Falls of Clyde International (FOCI) - the organisation campaigning to transport Port Glasgow-built Falls of Clyde home - has secured substantial investment from a major offshore energy company.

The money will fund the design and implementation of an emission-free propulsion and energy storage system which will bring the ship back to the River Clyde.

Once Falls of Clyde has been shored up, the campaign group hopes to build a quayside village around her, offer business services to entrepreneurs on board, and give disadvantaged young people a chance to learn practical skills while sailing the world.

The FOCI team is now inviting companies to submit proposals for the design of the engine system.

David O’Neill, founder and director of the project, says the ship continues to be a valuable link to Scotland and Inverclyde's nautical past.

He said: "Falls of Clyde will be multi-functional and carbon-free and is set to become an important social and historical landmark for Scotland, forging strong ties between communities around the world.

"We welcome the positive approach from the offshore renewables sector in Europe to help design, build and install an emission-free storage and propulsion system for the former sail powered oil tanker.

"Once we have received all of the proposals, we will look at them and decide which one best fits our criteria and represents the message that we want to send."

Built by Russell & Co at Bay Shipyard in Port Glasgow in 1878, Falls of Clyde was a bulk carrier bought by Glasgow merchants Wright & Breckenridge to service their India and Pakistan routes.

The vessel, currently moored in Honolulu in Hawaii, remains the only surviving Clyde-built, four-masted tall ship that is still afloat.

FOCI will be offering designers and naval architects the chance to design the interior of the vessel.

The successful company will take on the task of modernising Falls of Clyde and transforming her into a self-sustaining, fully-rigged, 'technology and training platform and expedition ship'.

The vision for the development includes cabins, public rooms, training suites and a lab.

Campaigners also plan to offer young people the chance to sail around the world - as customers and students.

Proceeds from that business idea will be used to provide training opportunities for disadvantaged youngsters aged 15 to 19.

Young people will have to demonstrate that they have volunteered in the Inverclyde community before being selected to train on board and gain qualifications.

David, pictured, added: "This is a fantastic opportunity for Inverclyde and presents the chance of a lifetime for young people.

"The rebuild of the ship will take around three years and in the second year of the build, we will start to recruit for the sailings.

"We want to get young people in Inverclyde who are disadvantaged and disengaged involved, and give them the chance to sail across northern Europe, the Mediterranean rim, across the Atlantic, and globally.

"Not many kids will get the opportunity to do something like this.

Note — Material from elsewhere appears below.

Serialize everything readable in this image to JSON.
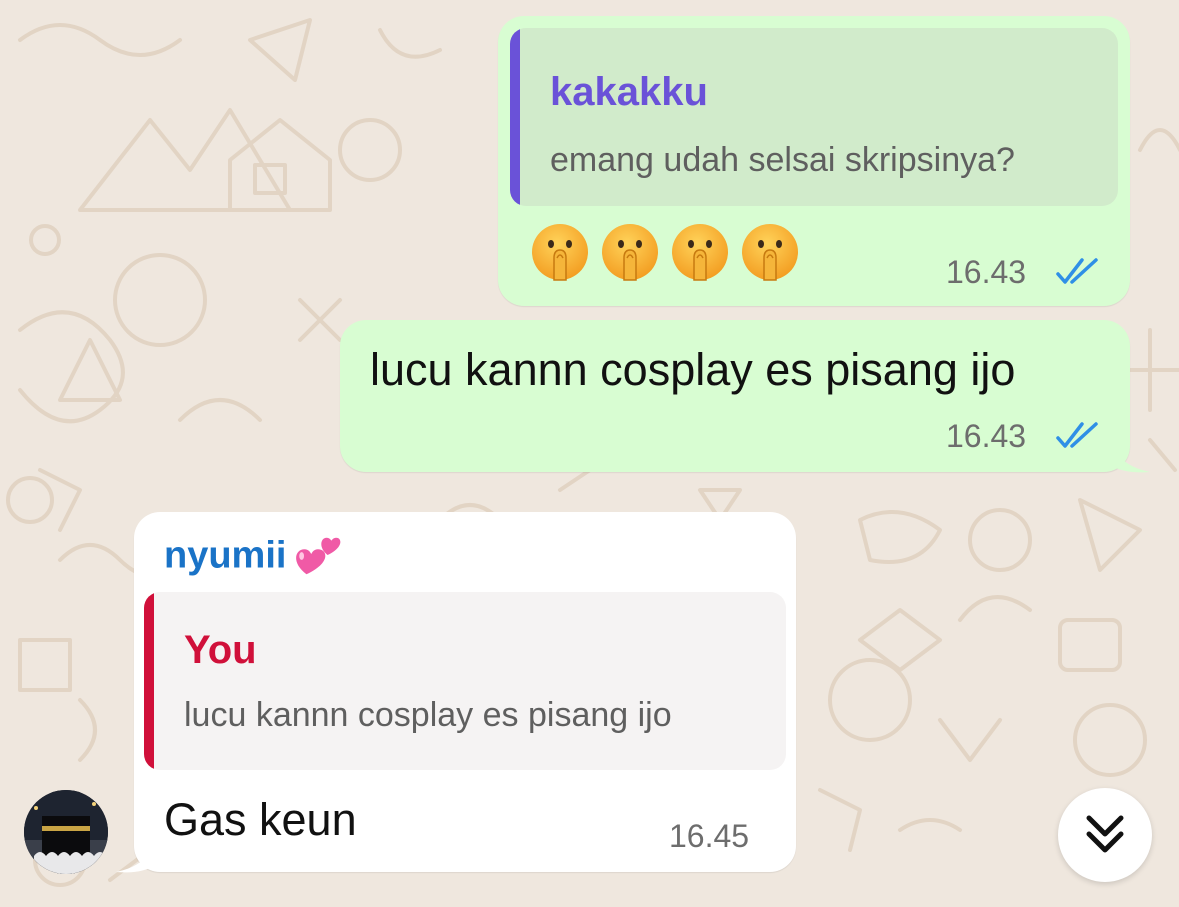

"It's about helping kids who have potential but they're not getting the opportunity."

The next stages of development are dependent upon funding and planning permission.

David is hopeful that the campaign will continue to make waves and get businesses interested.

He added: "We agreed at the start of the project that we weren't going to ask for public funding and would do it commercially.

"We've had help from Scottish Development International and there will be fantastic opportunities for Inverclyde businesses to get involved as things progress.

"Jobs will be created in the rebuild and we're planning rebuilds of more vessels.

"Falls of Clyde will bring together clean technology and heritage.

"There are great benefits for local communities and the whole project is giving people hope and inspiration."